But what really struck me was a passage towards the end where Moorhead describes meeting her former supervisor Adrian Leftwich, who still lectures at York:
one of Leftwich's colleagues, electronics lecturer Ken Todd, monitored the maths performance of first-year electronics students between 1989 and 2004, and found that an A-grade achiever in 2004 would have been down towards the bottom of the class 15 years earlier.
No wonder that York, like many other UK universities, now runs remedial classes in basic skills for students who know their stuff on their specialist subject, but don't make the basic grade for numeracy and literacy.
"One thing you notice about essays these days is that many students simply haven't got the fundamental writing skills that almost all had in your day," says Leftwich.
Every year when record A level results are announced, Liberal Democrat bloggers ridicule anyone who suggests this may be because examinations have got easier rather. But in the face of such evidence that looks the most convincing explanation. Particularly as York remains one of the most sought after universities.


Lavengro said...

It's blatantly obvious that grades have been inflated. Subjects like maths, engineering and languages (my subject) provide clear objective standards of achievement.

But apart from that there is the fact that I got into Cambridge in 1969 with 3 B's and an F at A-level.

Ken said...

I don't doubt that there is some evidence of grade inflation in exams. But I do think there are other factors here that are worth considering.

1) Until recently, exam performance was considered to be a snapshot of how you did on a day. Now, exam results are much more reflective of your maximum possible achievement. Coursework, modular exams, and resits all combine to give people better chances of getting higher marks. There are arguments either way - one exam only tests deeper learning; multiple means of assessment assess a wider array of skills and prevent people being punished for having an off-day. I'm guessing the tests that are cited by the York professor are done very much as a one-off thing rather than assessed over a period of time.

2) Studies suggest that people do best on a style of question they are most familiar with. So, changes in the style of exam mean that while current students don't do as well on old tests as they do on more recent ones, so their parents perform better on old exams than new ones.

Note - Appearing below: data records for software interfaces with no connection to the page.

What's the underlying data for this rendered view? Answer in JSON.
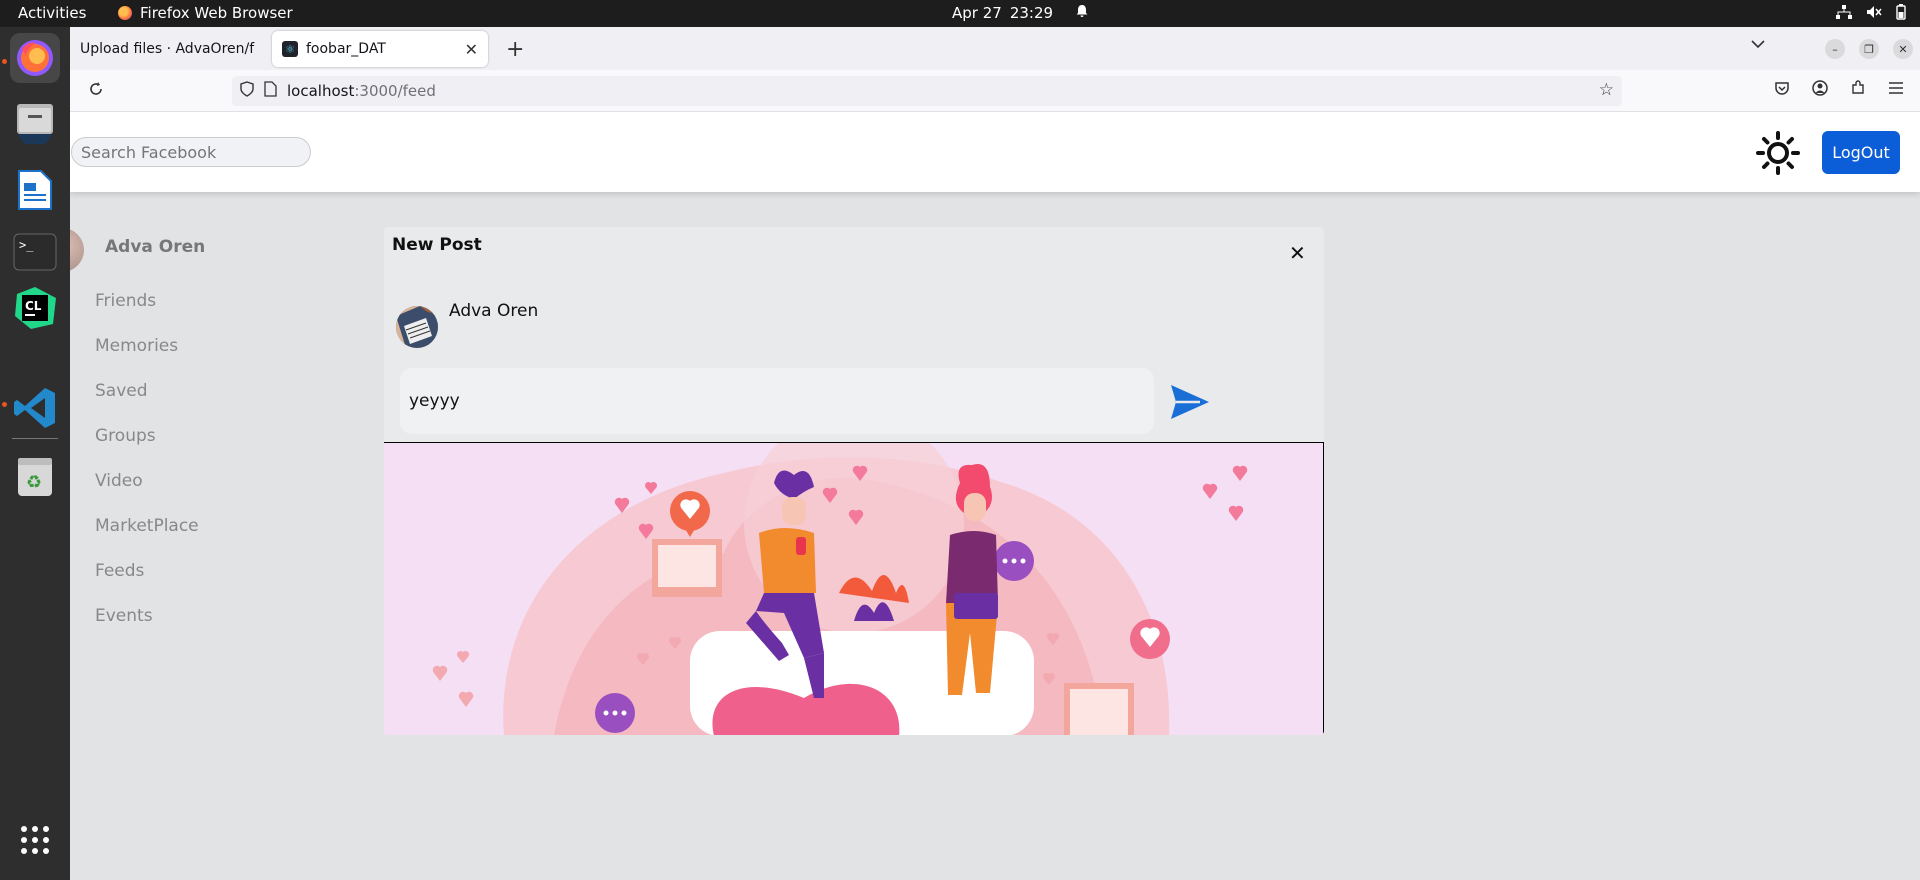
{
  "topbar": {
    "activities": "Activities",
    "app_name": "Firefox Web Browser",
    "date": "Apr 27",
    "time": "23:29"
  },
  "dock": {
    "items": [
      "firefox-icon",
      "files-icon",
      "writer-icon",
      "terminal-icon",
      "clion-icon",
      "vscode-icon",
      "trash-icon",
      "apps-grid-icon"
    ]
  },
  "browser": {
    "tabs": [
      {
        "title": "Upload files · AdvaOren/f",
        "active": false
      },
      {
        "title": "foobar_DAT",
        "active": true
      }
    ],
    "url_host": "localhost",
    "url_path": ":3000/feed"
  },
  "header": {
    "search_placeholder": "Search Facebook",
    "logout_label": "LogOut"
  },
  "sidebar": {
    "profile_name": "Adva Oren",
    "items": [
      "Friends",
      "Memories",
      "Saved",
      "Groups",
      "Video",
      "MarketPlace",
      "Feeds",
      "Events"
    ]
  },
  "modal": {
    "title": "New Post",
    "close_symbol": "✕",
    "author": "Adva Oren",
    "post_text": "yeyyy"
  },
  "colors": {
    "logout_bg": "#0b5ed7",
    "send_arrow": "#1a6fd6",
    "image_bg": "#f5dff5"
  }
}
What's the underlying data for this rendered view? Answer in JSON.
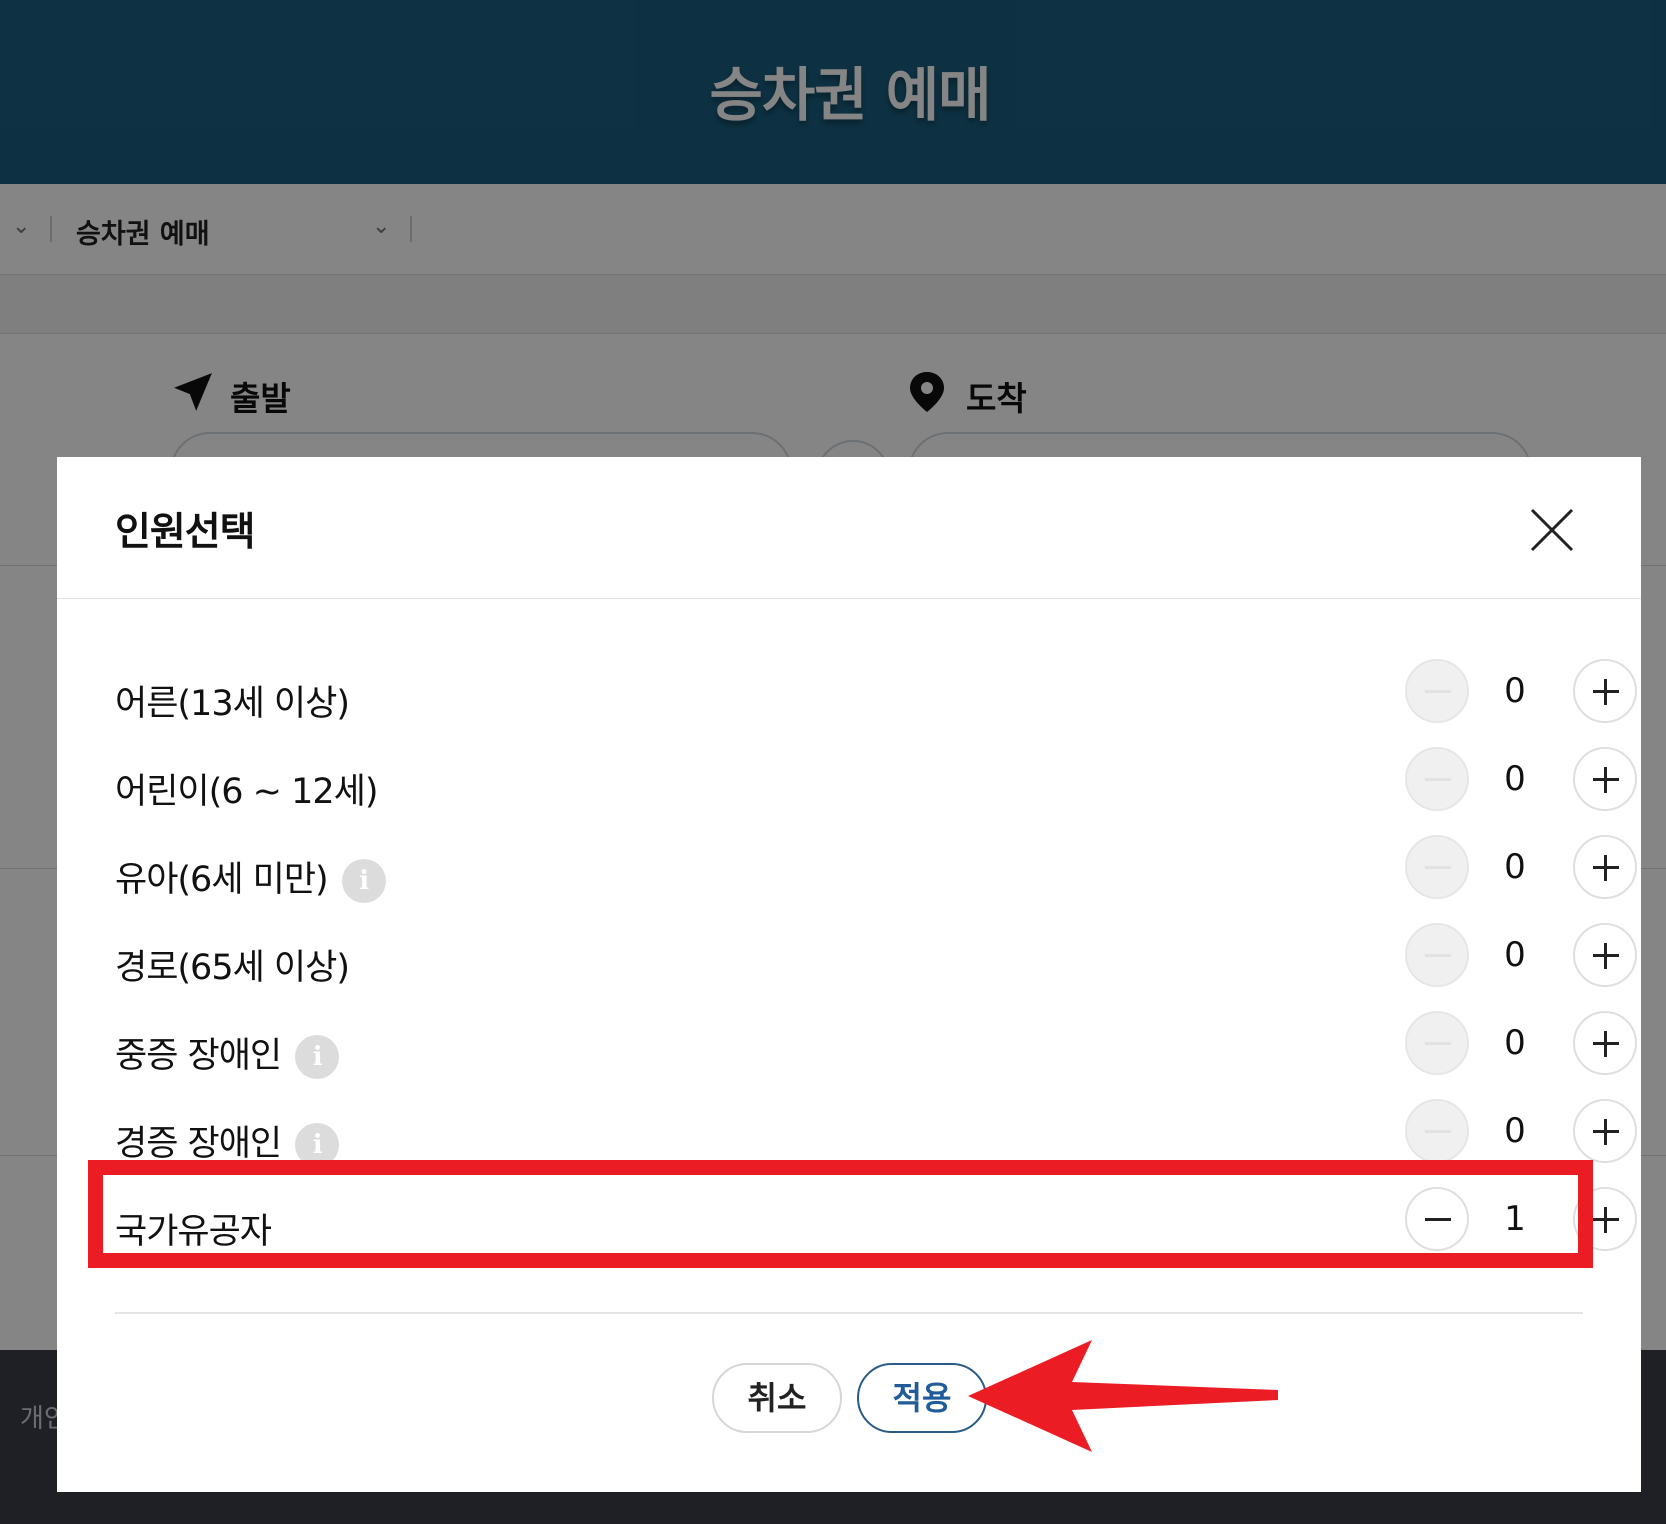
{
  "page": {
    "hero_title": "승차권 예매",
    "breadcrumb": {
      "current": "승차권 예매"
    },
    "route": {
      "departure_label": "출발",
      "arrival_label": "도착"
    },
    "footer_text": "개인"
  },
  "modal": {
    "title": "인원선택",
    "rows": [
      {
        "label": "어른(13세 이상)",
        "count": "0",
        "info": false
      },
      {
        "label": "어린이(6 ~ 12세)",
        "count": "0",
        "info": false
      },
      {
        "label": "유아(6세 미만)",
        "count": "0",
        "info": true
      },
      {
        "label": "경로(65세 이상)",
        "count": "0",
        "info": false
      },
      {
        "label": "중증 장애인",
        "count": "0",
        "info": true
      },
      {
        "label": "경증 장애인",
        "count": "0",
        "info": true
      },
      {
        "label": "국가유공자",
        "count": "1",
        "info": false
      }
    ],
    "info_glyph": "i",
    "cancel_label": "취소",
    "apply_label": "적용"
  },
  "annotation": {
    "highlight_color": "#ec1c24",
    "arrow_color": "#ec1c24"
  }
}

So, while I don't disagree that there are problems with grade inflation, we also have to consider the fact that what we're expected to get out of secondary education (as with higher education) is very different from 30 years ago, too.